Gilead is a fine book and its weaknesses underscore how great a challenge it is in literature to synthesize aesthetics with, to use a vulgarly broad word, politics – or rather, to join objective beauty with subjective values. A great challenge and risk, but no doubt a worthy one, for the success of this synthesis is one of the main criterion by which we know to esteem our most important artists. No one can imagine our best writers without having a pretty clear picture from their fiction what their views were about the world in their time, whether they said their piece openly, like Dickens and Tolstoy, or subtextually, like Woolf and Hemingway. Nor have great contemporary novelists, such as Richard Powers and William T. Vollmann, omitted to impose their moral and political paradigms into their fictional worlds. And of course, in the mighty Ur-influences of Shakespeare and the Bible, beauty and wisdom coexist seamlessly and act as a whetstone to the other.
Robinson’s challenge is all the greater because, unlike somewhat coarse stylists like Powers and Vollmann, her art is one of poetic distillation. But what remarkable things are born when a writer with her intelligence and talent sets out to unabashedly speak her mind while telling a story. We are reminded of how good she can be at the end of Gilead, when Boughton has left the novel and Ames is again free to tenderly and expressively love the world he will shortly lose, that of family dinners and prairie dawns, of solitude and study and thought. “There are a thousand thousand reasons to live this life,” he says, “every one of them sufficient.”

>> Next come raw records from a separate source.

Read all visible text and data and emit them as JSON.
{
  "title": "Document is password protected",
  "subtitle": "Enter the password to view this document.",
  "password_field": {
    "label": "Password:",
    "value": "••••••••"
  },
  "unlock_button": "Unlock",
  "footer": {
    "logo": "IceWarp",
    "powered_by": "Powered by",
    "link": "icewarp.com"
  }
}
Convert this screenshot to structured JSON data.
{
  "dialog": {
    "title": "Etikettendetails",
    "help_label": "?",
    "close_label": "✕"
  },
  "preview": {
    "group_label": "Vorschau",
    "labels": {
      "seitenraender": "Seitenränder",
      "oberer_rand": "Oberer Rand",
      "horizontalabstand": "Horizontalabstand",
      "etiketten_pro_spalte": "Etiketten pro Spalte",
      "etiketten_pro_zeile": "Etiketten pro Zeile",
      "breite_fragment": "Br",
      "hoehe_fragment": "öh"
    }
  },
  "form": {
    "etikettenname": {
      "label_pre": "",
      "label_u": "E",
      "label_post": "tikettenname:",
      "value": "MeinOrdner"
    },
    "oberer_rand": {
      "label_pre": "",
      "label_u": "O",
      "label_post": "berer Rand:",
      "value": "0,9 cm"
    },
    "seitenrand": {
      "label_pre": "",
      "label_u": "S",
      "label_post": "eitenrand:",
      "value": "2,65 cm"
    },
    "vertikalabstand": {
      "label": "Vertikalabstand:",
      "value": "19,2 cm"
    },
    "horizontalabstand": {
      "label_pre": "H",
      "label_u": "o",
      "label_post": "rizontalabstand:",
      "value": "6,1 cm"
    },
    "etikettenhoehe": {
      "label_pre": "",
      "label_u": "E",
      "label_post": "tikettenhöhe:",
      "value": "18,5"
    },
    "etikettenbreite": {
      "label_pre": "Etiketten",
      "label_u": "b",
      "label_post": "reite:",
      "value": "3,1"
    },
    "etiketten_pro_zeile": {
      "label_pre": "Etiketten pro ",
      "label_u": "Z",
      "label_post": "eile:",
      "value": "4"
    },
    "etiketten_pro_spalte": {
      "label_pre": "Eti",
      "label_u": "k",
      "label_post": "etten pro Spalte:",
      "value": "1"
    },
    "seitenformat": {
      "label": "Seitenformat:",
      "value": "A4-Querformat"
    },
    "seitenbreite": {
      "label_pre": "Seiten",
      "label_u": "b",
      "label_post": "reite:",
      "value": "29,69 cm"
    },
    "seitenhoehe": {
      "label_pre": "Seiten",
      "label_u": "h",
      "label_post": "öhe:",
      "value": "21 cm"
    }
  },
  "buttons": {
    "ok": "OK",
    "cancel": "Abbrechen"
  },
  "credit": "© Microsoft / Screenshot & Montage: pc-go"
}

It has now been announced that Robinson’s next novel, for the moment titled Home, will be published in the autumn of 2008, which is rather miraculous news to readers who had steeled themselves to another long hiatus. Home will purportedly cover much of the same ground as Gilead, and involve some of the same characters. The hanging question of the novel is certainly to what extent Robinson will opt to dramatize the criticism and arguments made in her nonfiction (she has been a particularly vocal presence in magazines over the past two years). But whether the forthcoming novel is professedly topical, as I hope, or not, if we have learned anything from Robinson’s books, we will show a little faith in what is to come and a lot of gratitude for what we already have.
Sam Sacks was a founding editor of Open Letters Monthly. His book criticism has appeared in The Atlantic, Harper's, The Weekly Standard, The New Republic, Commentary, and the New Yorker. He writes the weekly Fiction Chronicle for the Wall Street Journal.